•       Fan Culture: Fan communities (virtual, face-to-face); Fan communication; Fandom; Fan art; Parking lots; Tape trading; Issues of race, gender, religion, sexuality, & disability; Activism; Subcultural identities; Fan mythologies; Ethics
•      Music and Lyrics: Compositional practice; Improvisational strategies; Band mythologies, including Gamehendge; Questions of genre; Historiography; Literature & poetry; Rhetorical analysis; Philosophical questions; Side projects; Music theory
•       Quantitative Analysis: Analyses of setlists, fan show ratings, & tour itineraries.

Please submit abstracts of 250-500 words for one of the following:
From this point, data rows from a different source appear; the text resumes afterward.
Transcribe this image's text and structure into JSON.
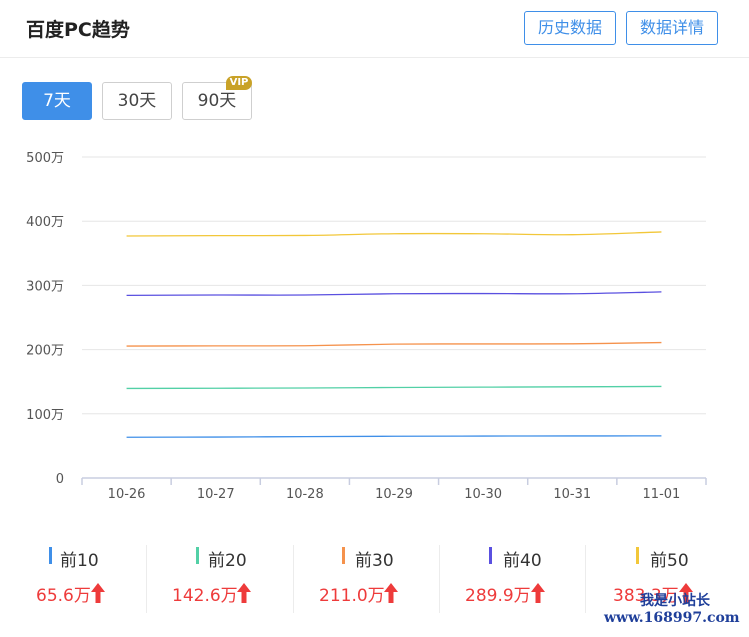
{
  "header": {
    "title": "百度PC趋势",
    "history_button": "历史数据",
    "detail_button": "数据详情"
  },
  "ranges": [
    {
      "label": "7天",
      "active": true
    },
    {
      "label": "30天",
      "active": false
    },
    {
      "label": "90天",
      "active": false
    }
  ],
  "vip_badge": "VIP",
  "chart_data": {
    "type": "line",
    "title": "",
    "xlabel": "",
    "ylabel": "",
    "categories": [
      "10-26",
      "10-27",
      "10-28",
      "10-29",
      "10-30",
      "10-31",
      "11-01"
    ],
    "ylim": [
      0,
      500
    ],
    "y_ticks": [
      "0",
      "100万",
      "200万",
      "300万",
      "400万",
      "500万"
    ],
    "y_tick_values": [
      0,
      100,
      200,
      300,
      400,
      500
    ],
    "grid": true,
    "series": [
      {
        "name": "前10",
        "color": "#3f8fe8",
        "values": [
          63.5,
          63.8,
          64.5,
          65.0,
          65.3,
          65.5,
          65.6
        ]
      },
      {
        "name": "前20",
        "color": "#52d0a6",
        "values": [
          139.5,
          139.8,
          140.2,
          141.0,
          141.5,
          142.0,
          142.6
        ]
      },
      {
        "name": "前30",
        "color": "#f5924c",
        "values": [
          205.5,
          205.8,
          206.0,
          208.5,
          208.8,
          209.0,
          211.0
        ]
      },
      {
        "name": "前40",
        "color": "#5a50e0",
        "values": [
          284.5,
          285.0,
          285.0,
          287.0,
          287.3,
          287.0,
          289.9
        ]
      },
      {
        "name": "前50",
        "color": "#f2c739",
        "values": [
          377.0,
          377.5,
          377.8,
          380.5,
          380.5,
          379.0,
          383.3
        ]
      }
    ]
  },
  "stats": [
    {
      "label": "前10",
      "value": "65.6万",
      "color": "#3f8fe8",
      "trend": "up"
    },
    {
      "label": "前20",
      "value": "142.6万",
      "color": "#52d0a6",
      "trend": "up"
    },
    {
      "label": "前30",
      "value": "211.0万",
      "color": "#f5924c",
      "trend": "up"
    },
    {
      "label": "前40",
      "value": "289.9万",
      "color": "#5a50e0",
      "trend": "up"
    },
    {
      "label": "前50",
      "value": "383.3万",
      "color": "#f2c739",
      "trend": "up"
    }
  ],
  "watermark": {
    "line1": "我是小站长",
    "line2": "www.168997.com"
  }
}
  1. Individual 20-minute papers
  2. 90-minute panel, roundtable, or workshop proposals (three presenters minimum). Complete panel proposals should include an abstract for each participant’s contribution plus a 250-word (max.) justification for the panel. 
  3. Student Scholar 10-minute papers: Advanced undergraduates may submit proposals to participate in a Student Scholar panel. Selected students will present their research to a supportive, interdisciplinary community of scholars and be paired with a professional mentor.

We encourage proposals from scholars at any stage of their career, including graduate students, as well as scholars outside of academia. Abstracts should specify the presenter’s methodological and theoretical approach, summarize conclusions, and specify the broader academic implications of the research. Please provide three keywords describing your presentation. Abstracts are due no later than January 15, 2024.
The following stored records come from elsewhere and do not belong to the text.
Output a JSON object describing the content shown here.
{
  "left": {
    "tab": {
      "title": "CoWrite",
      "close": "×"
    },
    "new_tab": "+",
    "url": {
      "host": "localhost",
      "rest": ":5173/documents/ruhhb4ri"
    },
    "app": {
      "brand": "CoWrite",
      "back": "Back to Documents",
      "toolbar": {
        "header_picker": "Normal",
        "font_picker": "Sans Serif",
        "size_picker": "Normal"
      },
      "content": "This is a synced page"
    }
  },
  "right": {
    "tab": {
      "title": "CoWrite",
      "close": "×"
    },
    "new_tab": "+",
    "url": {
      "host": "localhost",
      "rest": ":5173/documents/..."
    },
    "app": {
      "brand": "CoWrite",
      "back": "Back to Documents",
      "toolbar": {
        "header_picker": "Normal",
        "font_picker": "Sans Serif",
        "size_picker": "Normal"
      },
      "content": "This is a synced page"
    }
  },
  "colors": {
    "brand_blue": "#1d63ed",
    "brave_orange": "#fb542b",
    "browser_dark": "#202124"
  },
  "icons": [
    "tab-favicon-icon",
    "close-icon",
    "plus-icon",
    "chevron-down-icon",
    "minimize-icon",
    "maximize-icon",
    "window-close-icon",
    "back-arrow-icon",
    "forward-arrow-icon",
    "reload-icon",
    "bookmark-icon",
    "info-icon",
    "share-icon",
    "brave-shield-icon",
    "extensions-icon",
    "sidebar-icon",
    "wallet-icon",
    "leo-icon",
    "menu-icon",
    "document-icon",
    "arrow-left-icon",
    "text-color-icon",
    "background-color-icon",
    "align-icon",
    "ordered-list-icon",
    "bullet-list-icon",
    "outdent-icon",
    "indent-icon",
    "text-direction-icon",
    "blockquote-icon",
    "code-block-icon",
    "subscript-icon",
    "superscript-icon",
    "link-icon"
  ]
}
We invite artists to celebrate Forty Years of Phish with a curated exhibition of artwork to be featured in conference venue hallways and meeting rooms. Selections will be based on originality, interpretation, quality, demonstration of ability, and its relevance to Phish. Accepted works will be displayed with the artist’s name, title of work, and website or email address.  Media can include Ceramics, Drawings, Films, Jewelry, Paintings, Photographs, Prints (including posters), Sculpture, Textiles, Music, and Videos. 

Please submit a 250-500 word Conference art exhibit proposal, including dimensions and installation requirements. Provide a link to a portfolio or website of your work that includes photographs of your artwork and other relevant information. Submissions are due no later than January 15, 2024.
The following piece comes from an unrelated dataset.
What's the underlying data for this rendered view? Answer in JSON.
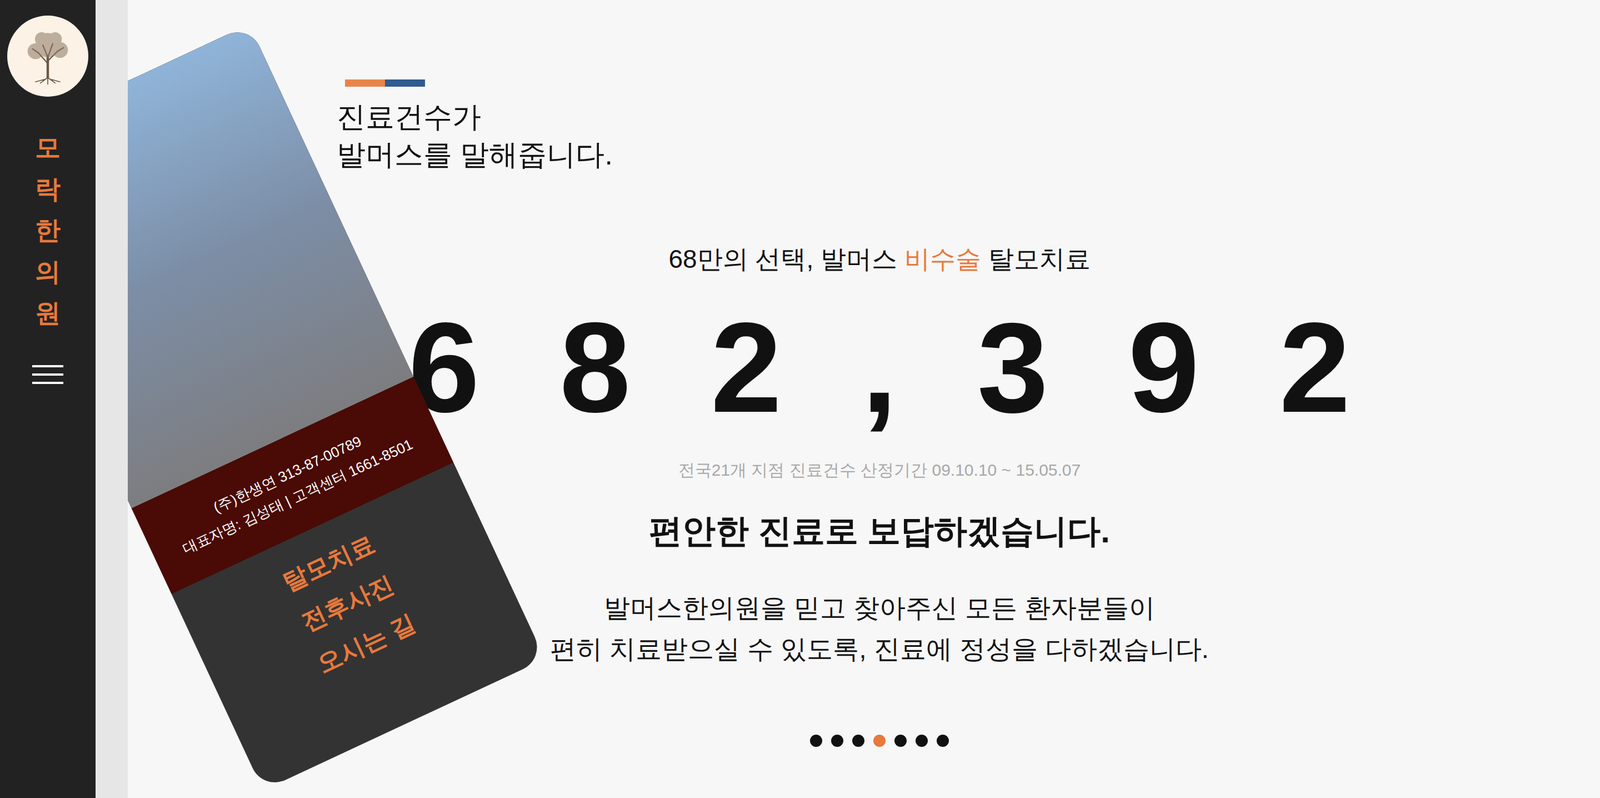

What is a conference without performance? Ooooh-oooh, performances are grand!

As part of the conference programming, we invite individual musicians and bands to perform during nightly social events. Performers and bands do not necessarily have to play the music of Phish, but should have some relevance and connection to the band or their music. We welcome both Phish covers, Phish side project covers, and/or originals inspired by or otherwise connected to the band and their compositional or improvisational ethos.

Please submit a 250-500 word Conference performance proposal describing your music and rationale for wanting to perform at the conference, and provide a link to a recording (studio or live, 3 songs maximum) that you feel best represents your style and typical repertoire. Recordings and proposals are due no later than January 15, 2024.


Proposals in all categories are due no later than January 15, 2024 via Oregon State University’s proposal submission system.

Program committee:
Dr. Stephanie Jenkins, Committee Chair (Philosophy)
Dr. Christina Allaback (Theater Studies)
Dr. Jnan Ananda Blau (Communication Studies)
Dr. Jacob A. Cohen (Musicology)
Dr. Natalie Dollar (Speech Communication)
Dr. Paul Jakus (Economics)
Dr. Elizabeth Yeager (American Studies)

Conference room full of people watching a woman speak from a podium.
Phish Studies Conference 2019; Image by Derek Finholt of Focused Visions